- _EXERCISE BRIEF_
Look for "count" in each line of the records, and copy the lines that have it.

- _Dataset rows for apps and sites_
+++

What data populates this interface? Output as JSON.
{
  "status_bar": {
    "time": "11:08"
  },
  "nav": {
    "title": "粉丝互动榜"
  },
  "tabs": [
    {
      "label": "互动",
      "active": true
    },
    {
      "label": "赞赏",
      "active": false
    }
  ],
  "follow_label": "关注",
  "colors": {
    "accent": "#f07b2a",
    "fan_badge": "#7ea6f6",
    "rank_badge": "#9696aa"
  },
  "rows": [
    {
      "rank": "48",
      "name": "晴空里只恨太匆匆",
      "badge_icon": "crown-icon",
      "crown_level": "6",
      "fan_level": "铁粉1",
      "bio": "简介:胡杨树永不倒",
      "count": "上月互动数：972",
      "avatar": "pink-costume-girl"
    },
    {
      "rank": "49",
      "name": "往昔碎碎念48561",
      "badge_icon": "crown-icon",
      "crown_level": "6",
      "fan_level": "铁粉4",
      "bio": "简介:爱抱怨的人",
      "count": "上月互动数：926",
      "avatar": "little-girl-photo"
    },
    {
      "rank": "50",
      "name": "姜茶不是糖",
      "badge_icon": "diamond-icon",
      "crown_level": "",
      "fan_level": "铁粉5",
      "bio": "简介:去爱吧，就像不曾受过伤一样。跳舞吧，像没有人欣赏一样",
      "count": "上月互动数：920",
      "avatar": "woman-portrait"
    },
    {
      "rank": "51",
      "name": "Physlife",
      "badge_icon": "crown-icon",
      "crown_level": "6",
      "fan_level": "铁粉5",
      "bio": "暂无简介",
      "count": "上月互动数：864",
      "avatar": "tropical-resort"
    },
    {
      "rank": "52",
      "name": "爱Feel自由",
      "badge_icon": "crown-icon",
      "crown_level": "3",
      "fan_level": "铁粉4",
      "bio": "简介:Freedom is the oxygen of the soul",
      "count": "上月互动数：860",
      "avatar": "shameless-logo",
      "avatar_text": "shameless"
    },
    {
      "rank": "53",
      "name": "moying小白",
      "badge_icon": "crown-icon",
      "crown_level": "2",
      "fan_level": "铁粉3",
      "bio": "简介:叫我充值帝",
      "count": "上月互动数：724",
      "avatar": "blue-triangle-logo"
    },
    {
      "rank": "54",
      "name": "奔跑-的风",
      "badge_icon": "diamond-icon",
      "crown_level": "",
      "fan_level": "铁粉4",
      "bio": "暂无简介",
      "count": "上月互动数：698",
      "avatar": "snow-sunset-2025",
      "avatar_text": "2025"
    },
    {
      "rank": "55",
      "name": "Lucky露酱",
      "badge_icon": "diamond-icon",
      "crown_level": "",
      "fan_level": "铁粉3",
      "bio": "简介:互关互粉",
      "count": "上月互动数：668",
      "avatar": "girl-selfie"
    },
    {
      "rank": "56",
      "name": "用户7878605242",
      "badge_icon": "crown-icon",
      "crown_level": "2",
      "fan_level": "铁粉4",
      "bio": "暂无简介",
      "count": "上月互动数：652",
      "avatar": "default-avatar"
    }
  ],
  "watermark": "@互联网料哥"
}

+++

- _RESULT_
      "count": "上月互动数：972",
      "count": "上月互动数：926",
      "count": "上月互动数：920",
      "count": "上月互动数：864",
      "count": "上月互动数：860",
      "count": "上月互动数：724",
      "count": "上月互动数：698",
      "count": "上月互动数：668",
      "count": "上月互动数：652",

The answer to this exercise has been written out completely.